Nutrient to Know: Quercetin
This lesser-known nutrient is becoming more mainstream. Find out if quercetin is plentiful in your daily diet.
Quercetin is classified as a bioflavinoid, a plant substance with important physiological qualities. It's plentiful in a wide variety of foods but has become increasingly popular in supplement form. But buyer beware: Large doses from supplements may be unsafe and cause kidney damage.
Quercetin acts as an anti-inflammatory and a cell-protecting antioxidant. Research has also found that it may help protect heart function and prevent certain types of cancer. A study from 1999 found some evidence to support that quercetin may help to alleviate pain and swelling associated with prostate swelling in men. A handful of dietary supplements marketed to athletes include this bioflavinoid, but there's not enough scientific evidence to back up that it will enhance performance. That said, getting extra antioxidants from food certainly won't hurt.
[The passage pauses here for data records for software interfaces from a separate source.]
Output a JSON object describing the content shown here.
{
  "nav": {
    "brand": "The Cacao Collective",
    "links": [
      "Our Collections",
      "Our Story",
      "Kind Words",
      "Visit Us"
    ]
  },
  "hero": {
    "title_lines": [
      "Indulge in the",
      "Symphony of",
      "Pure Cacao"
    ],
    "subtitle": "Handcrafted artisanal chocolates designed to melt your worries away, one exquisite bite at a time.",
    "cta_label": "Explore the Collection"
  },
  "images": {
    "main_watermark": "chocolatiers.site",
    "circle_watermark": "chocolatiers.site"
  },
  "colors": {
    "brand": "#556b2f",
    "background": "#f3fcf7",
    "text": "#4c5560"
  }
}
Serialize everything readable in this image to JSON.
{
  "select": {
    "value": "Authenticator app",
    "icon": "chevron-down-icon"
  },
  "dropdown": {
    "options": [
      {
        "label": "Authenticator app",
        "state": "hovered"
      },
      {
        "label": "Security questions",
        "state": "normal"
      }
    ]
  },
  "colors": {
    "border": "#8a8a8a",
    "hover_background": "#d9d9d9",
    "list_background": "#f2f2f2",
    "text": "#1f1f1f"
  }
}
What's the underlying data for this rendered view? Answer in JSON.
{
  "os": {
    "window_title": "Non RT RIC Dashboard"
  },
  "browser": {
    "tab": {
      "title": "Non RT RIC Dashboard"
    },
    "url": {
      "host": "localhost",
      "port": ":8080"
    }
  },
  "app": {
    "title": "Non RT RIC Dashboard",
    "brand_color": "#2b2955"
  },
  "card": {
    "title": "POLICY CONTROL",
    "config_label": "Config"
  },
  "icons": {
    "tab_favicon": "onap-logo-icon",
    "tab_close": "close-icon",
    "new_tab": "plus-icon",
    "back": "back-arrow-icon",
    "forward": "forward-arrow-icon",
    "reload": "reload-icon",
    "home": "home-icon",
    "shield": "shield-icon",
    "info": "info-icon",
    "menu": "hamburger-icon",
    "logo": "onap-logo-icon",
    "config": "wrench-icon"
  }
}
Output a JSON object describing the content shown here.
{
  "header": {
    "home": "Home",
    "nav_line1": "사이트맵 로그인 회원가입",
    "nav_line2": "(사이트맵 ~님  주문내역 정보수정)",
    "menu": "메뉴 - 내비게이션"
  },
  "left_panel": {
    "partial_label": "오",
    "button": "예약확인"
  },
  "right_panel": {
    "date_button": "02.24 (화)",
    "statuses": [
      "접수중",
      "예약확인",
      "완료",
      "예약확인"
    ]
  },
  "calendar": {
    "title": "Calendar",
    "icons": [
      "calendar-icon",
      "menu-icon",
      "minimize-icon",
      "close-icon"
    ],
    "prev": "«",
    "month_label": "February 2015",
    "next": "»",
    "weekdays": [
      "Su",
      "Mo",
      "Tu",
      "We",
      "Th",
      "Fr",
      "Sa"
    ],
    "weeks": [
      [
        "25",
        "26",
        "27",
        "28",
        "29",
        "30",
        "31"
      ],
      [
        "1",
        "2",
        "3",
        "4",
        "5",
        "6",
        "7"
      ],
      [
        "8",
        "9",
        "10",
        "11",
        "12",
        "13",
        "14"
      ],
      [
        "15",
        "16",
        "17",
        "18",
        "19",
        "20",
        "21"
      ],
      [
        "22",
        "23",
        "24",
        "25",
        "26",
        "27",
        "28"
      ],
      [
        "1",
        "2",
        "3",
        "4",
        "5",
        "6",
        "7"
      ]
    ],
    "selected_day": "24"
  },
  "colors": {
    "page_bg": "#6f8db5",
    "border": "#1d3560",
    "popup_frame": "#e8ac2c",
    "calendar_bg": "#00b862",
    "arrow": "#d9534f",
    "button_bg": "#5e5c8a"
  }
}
Quercetin can be found in fruits like berries and apples, and vegetables like kale, onion, broccoli, radishes and green beans. It can also found in beverages like red wine and tea. Capers, lovage, cocoa powder, chokeberries, elderberry juice and buckwheat are some more unique sources. Quercetin is especially plentiful in the leaves and skins of fruits and veggies so be sure not to peel them away.